"I told Cherokee after the game, 'Welcome to the
big time,' Krzyzewski said. "I-know someone is going
to say that was not a pretty game. You're damn right it
wasn't a pretty game ... when you put all those athletes
out there it's tough to score. That's where Thomas
(Hill, who scored a game-high 21 points) was really
good for us because he made some very difficult shots.
He wanted it badly and that determination showed."
After Michigan lost the national championship
game, 71-51, players and fans focused on the next time

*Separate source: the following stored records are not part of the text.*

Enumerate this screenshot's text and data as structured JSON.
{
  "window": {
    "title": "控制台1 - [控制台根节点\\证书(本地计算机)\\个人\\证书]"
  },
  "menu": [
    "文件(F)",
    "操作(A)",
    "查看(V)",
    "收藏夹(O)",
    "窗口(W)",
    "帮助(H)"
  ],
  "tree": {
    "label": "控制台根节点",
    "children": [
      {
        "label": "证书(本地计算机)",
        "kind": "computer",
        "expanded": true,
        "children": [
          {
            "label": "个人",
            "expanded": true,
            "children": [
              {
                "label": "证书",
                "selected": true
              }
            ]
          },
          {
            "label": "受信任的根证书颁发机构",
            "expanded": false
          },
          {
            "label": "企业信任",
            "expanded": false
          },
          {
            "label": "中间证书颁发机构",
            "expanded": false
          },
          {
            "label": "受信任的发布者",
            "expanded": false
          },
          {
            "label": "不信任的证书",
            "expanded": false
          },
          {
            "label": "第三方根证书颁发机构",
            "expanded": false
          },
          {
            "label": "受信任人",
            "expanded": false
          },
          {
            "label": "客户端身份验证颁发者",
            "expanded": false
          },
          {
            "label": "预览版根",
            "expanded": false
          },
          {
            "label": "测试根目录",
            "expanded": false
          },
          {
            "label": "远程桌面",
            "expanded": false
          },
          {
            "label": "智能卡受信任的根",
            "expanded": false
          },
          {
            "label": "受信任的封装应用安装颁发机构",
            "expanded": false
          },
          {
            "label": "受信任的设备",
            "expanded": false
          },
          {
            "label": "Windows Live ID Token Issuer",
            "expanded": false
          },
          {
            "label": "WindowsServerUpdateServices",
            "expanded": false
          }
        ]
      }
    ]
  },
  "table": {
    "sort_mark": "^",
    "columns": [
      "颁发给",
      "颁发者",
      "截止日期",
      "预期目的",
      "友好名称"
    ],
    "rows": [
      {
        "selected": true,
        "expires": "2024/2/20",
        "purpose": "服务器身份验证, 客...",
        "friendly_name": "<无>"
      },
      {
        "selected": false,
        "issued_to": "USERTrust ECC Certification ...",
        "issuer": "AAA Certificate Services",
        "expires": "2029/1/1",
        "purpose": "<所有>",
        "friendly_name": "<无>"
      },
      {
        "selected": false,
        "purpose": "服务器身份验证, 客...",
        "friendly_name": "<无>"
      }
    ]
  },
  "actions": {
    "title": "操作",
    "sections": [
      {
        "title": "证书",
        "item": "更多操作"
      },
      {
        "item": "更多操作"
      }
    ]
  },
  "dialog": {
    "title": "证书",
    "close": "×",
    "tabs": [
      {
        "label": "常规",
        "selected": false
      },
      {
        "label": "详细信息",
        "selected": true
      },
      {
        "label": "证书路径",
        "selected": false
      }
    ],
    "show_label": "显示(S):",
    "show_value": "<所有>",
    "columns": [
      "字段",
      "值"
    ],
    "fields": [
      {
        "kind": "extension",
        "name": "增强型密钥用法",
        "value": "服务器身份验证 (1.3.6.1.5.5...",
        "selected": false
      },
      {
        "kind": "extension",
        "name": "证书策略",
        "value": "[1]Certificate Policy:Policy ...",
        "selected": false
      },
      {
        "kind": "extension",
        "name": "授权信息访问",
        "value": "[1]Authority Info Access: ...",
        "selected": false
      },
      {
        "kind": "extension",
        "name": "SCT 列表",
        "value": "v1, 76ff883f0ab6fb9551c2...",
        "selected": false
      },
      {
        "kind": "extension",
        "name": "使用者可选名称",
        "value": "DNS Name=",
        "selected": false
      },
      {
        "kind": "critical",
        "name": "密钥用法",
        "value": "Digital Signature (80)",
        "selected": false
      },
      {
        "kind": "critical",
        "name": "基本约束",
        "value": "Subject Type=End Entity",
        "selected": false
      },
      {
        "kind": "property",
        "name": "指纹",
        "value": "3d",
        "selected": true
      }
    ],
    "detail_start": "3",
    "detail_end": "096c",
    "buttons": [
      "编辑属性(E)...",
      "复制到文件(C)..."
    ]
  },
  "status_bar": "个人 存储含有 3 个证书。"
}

tle teams would meet. Although the next game's date is
npt certain, the desire for a rematch had built before the
bleachers coud clear.
"I hope to see them one more time deep into the
tournament. When you lose and you expected to win -
and we expected to come in here and win - it's hard,"
Fisher said. "Its frustrating its disappointing, but life
Continued from page 1
one flash of brilliance to overcome
the two-time defending national
champions in their backyard.
Momentum ranks as one of the
more mystical aspects of sport. It's
not like Duke coach Mike
Krzyzewski wrote "Saturday, De-
cember 5, 10:02 p.m.: Have mo-
mentum ... tape 'Saturday Night
Lives..." on his daily planner.
So how come momentum didn't
pay a spontaneous visit to the
Wolverines Saturday night? The
"When you're trying to make a
run, your shots just gotta keep
falling in," Rose explained after the
game. "For whatever reasons, we
would get on that run, and then a
shot wouldn't fall in."
Duke center Cherokee Parks in-
sisted that his squad did the "little
things" - like trying to knock the
ball out of rebounders' hands and
taking charges - that prevented
Michigan from gaining the Big Mo.
"We knew that if we could get
'em down like that, that was gonna
take 'em," Parks said, "because
they're a team that, if you get a cou-
ple blows in, they kind of sink really
fast. We just never let down."
Duke small forward Grant Hill
said: "I think a combination of us
playig ghard, good defense and the
cro °& l ' deprived Michigan of domi-
naii nriods. Credit Hill with the
Blue Devil point guard Hurley
added: "I think we got back on tran-
sition and we kind of neutralized
Webber." A more technical explana-
tion from the player who looks like
he belongs in a science class.
All valid arguments. But all of
them comoined still don't tell the
Free throws should be regarded
pected, considering it was only the
second game of the season for both
clubs. The turnover count? 11 for
Duke, 19 for Michigan.
Momentum will not happen un-
der these circumstances.
There's still plenty of time for
the Wolverines to work on their
'We knew that if we could get 'em down like
that, that was gonna take 'em, because they're
a team that, if you get a couple blows in, they
kind of sink really fast. We just never let down.'
- Cherokee Parks
as automatic. When a team is in the
middle of a rally, a missed foul shot
can suck the life out of it.
Michigan attempted 11 free
throws for the entire game and made
a paltry four. Duke? Twenty-one out
Turnovers simply must be
avoided if a team hopes to prevail
victorious. Some sloppiness was ex-
flaws. Despite the tremendous hype
given to this contest, it's still only
Dec. 7. Two down, about 30 to go.
But the Big Blue will disappoint
this year if it does not run into the
Big Mo mo' often. The Wolverines
may not be able to make an ap-
pointment with the ambiguous char-
acter, but they can certainly be more
receptive to its arrival.
FG FT Rob.
Min. M-A MA O-T A F Pts.
Jackson 20 39 1-3 3-4 1 4 7
Webber 33 7-13 0-0 4-11 6 4 14
Howard 33 4-9 2-4 1-6 3 4 10
King 38 9-18 0-2 2-4 3 3 20
Rose 35 7-15 1-2 2-6 1 2 15
Riley 14 0-0 0-0 1-4 0 2. 0
Pelinka 12 1-4 0-0 1-3 2 1 2
Talley 4 0-0 0-0 0-0 0 1 0
Voskuil 10 0-1 0-0 0-2 0 1 0
Fife 1 0-0 0-0 0-0 0 0 0
Total 20031-69 4-1117-441622 68
FG%- .449. FT%- .364. Three-point goals: 2-
12,_167 (King 2-6, Rose 0-3, Pelinka 0-2, Webber
0-1). Team rebounds: 4. Blocks: 6 (Webber 3,
Jackson, Howard, Riley). Turnovers: 19 (Rose 4,
Jackson 3, Riley 3, King 3, Voskuil 3, Howard 2,
Webber). Steals: 3 (Rose 2, King). Technical fouls: